Reining in the Aquarium Trade

Each year humans trade 20 to 30 million tropical marine fish for aquariums, representing more than 1,800 different species. The United States is the world’s largest consumer, buying up to 80% of the tropical fish on the global market. The aquarium trade is largely unregulated and untracked, and collection often involves practices like cyanide poisoning that hurt the entire coral reef ecosystem. And while captive-breeding efforts are expanding, at least 90% of aquarium fish are still caught in the wild.

For almost all aquarium fish species, scientists don’t know how many are left in the wild, so it’s impossible to know if the staggering demand for pet fish is driving them toward extinction.

It’s time to rein in the aquarium trade through tighter monitoring and regulation, so we don’t lose any of these swimming gems.


Banggai cardinalfish naturally inhabit only one place on Earth: Indonesia’s Banggai Archipelago.
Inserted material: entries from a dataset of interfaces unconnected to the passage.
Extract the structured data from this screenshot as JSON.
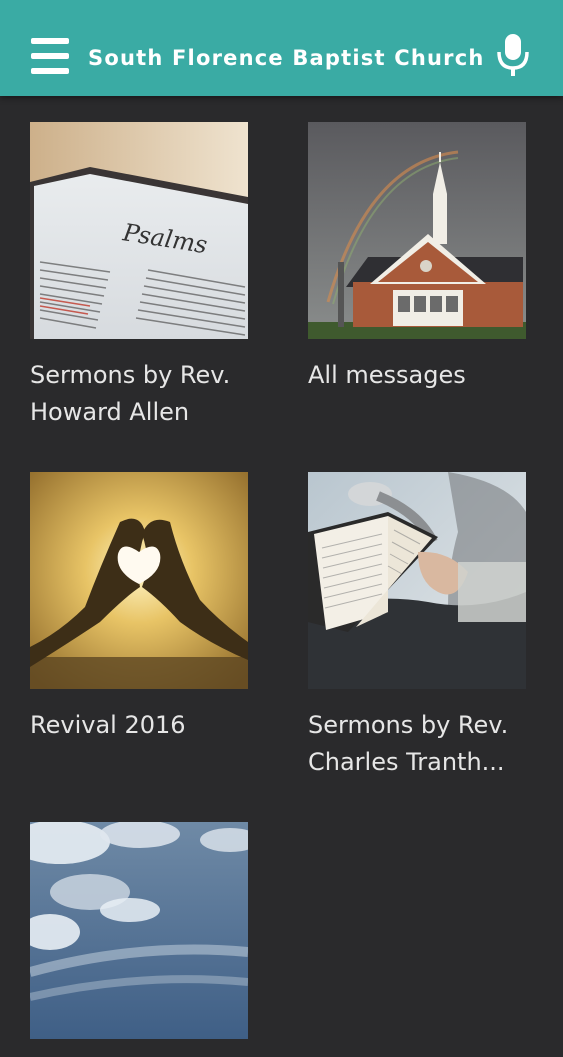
{
  "app": {
    "title": "South Florence Baptist Church",
    "accent_color": "#3aaba4",
    "background_color": "#2a2a2c"
  },
  "toolbar": {
    "menu_icon": "hamburger-menu-icon",
    "mic_icon": "microphone-icon"
  },
  "playlists": [
    {
      "label": "Sermons by Rev. Howard Allen",
      "image": "open-bible-psalms"
    },
    {
      "label": "All messages",
      "image": "church-with-rainbow"
    },
    {
      "label": "Revival 2016",
      "image": "heart-hands-sunset"
    },
    {
      "label": "Sermons by Rev. Charles Tranth...",
      "image": "person-reading-bible"
    },
    {
      "label": "",
      "image": "cloudy-sky"
    }
  ]
}
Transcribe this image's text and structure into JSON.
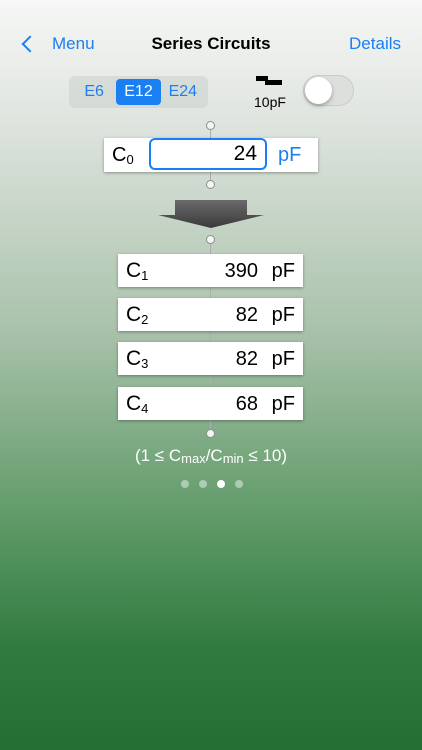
{
  "nav": {
    "back_label": "Menu",
    "title": "Series Circuits",
    "details_label": "Details"
  },
  "series_selector": {
    "options": [
      "E6",
      "E12",
      "E24"
    ],
    "selected": "E12"
  },
  "stray_capacitance": {
    "label": "10pF",
    "enabled": false
  },
  "input": {
    "symbol": "C",
    "subscript": "0",
    "value": "24",
    "unit": "pF"
  },
  "results": [
    {
      "symbol": "C",
      "subscript": "1",
      "value": "390",
      "unit": "pF"
    },
    {
      "symbol": "C",
      "subscript": "2",
      "value": "82",
      "unit": "pF"
    },
    {
      "symbol": "C",
      "subscript": "3",
      "value": "82",
      "unit": "pF"
    },
    {
      "symbol": "C",
      "subscript": "4",
      "value": "68",
      "unit": "pF"
    }
  ],
  "ratio": {
    "open": "(1 ≤ C",
    "max": "max",
    "slash": "/C",
    "min": "min",
    "close": " ≤ 10)"
  },
  "pager": {
    "count": 4,
    "current": 3
  }
}
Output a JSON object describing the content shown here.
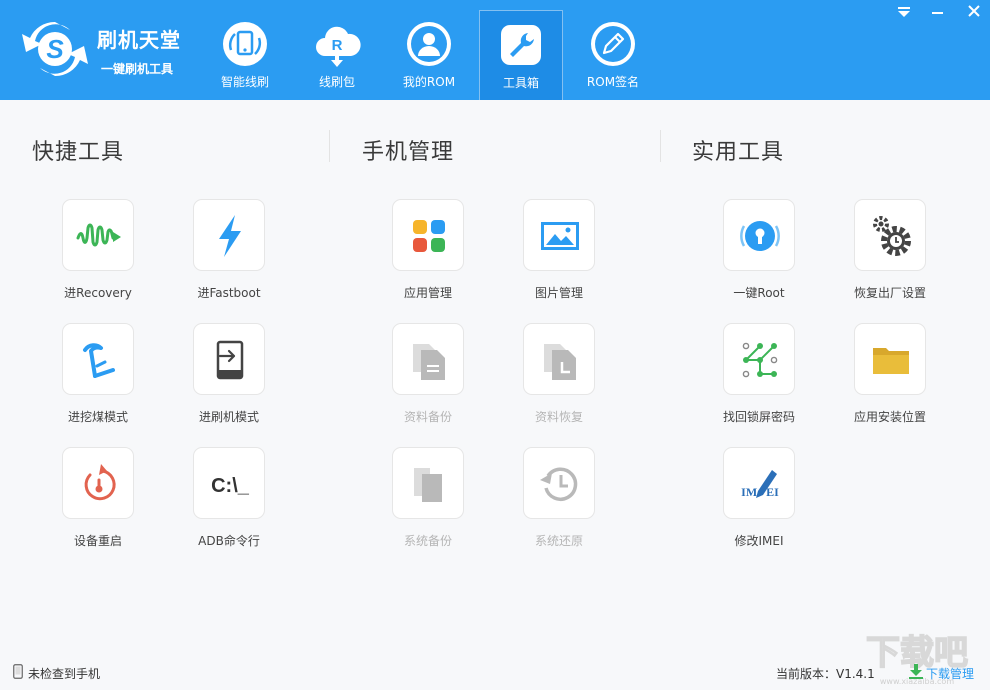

The males among these small, iridescent fish are dads of the year: Paternal mouthbrooders, they incubate the eggs in their mouths, not eating for 30 days to protect the future swimmers. Because of their low reproductive capacity, limited range and short lifespan, these fish are especially vulnerable to extinction.

Sadly, the same shimmering silver-and-black stripes that give these fish perfect camouflage also make them a prime target for collectors. Sought after for their beauty and rarity, they rank among the top 10 aquarium fish imported into the United States by volume. Their wild population has declined up to 90% since the 1990s, when the species entered the trade.

In 2016 the U.S. government recognized Banggai cardinalfish as “threatened” under the U.S. Endangered Species Act but didn’t give the fish any additional protections. The Center for Biological Diversity and our allies are pushing for a ban on imports and sale of these fish to reduce threats from the U.S. aquarium trade.

The species is also threatened by habitat destruction, sea-level and temperature rise, and coral bleaching.


Corals are in deep trouble. About 50% of the world’s coral reefs have disappeared since the early 1980s, and scientists say the rest could be gone by the end of this century.

Already gravely imperiled by climate change and ocean acidification, many corals are also threatened by trade for use in aquariums, jewelry and curios. Coral collection can result in overharvest of slow-growing corals, cause habitat damage and introduce exotic species. The United States is a main market for corals, importing around 70% of all live corals in trade.

The Center has petitioned the U.S. government to ban imports of 20 coral species listed under the Endangered Species Act.


The orange clownfish — famous for its leading role in the movie Finding Nemo — and an array of brightly colored damselfish species are part of a family of fish (known as the “pomacentrids”) that depend on coral reefs. The Center petitioned to protect the orange clownfish and seven of the most vulnerable damselfish in U.S. waters, since all eight of these species are imminently threatened by climate change, ocean acidification, coral bleaching and the aquarium trade.

Clownfish and damselfish are also hit hard by the aquarium trade. Some studies suggest the orange clownfish and black-axil chromis may be suffering declines in the wild due to overharvesting for aquariums.

In response, in 2014, the National Marine Fisheries Service announced that the orange clownfish may warrant protection because of threats from global warming and ocean acidification. Ultimately, though, neither the clownfish nor any of the damselfish were declared worthy of protection at that time.

The Center has also petitioned to protect the corals the clownfish and damselfish need to survive. The Endangered Species Act provides a suite of conservation tools that would create a safety net for reef fish and corals, as well as tools to help address the threat from greenhouse gas pollution.

Banggai cardinalfish photo by Noodlefish/Flickr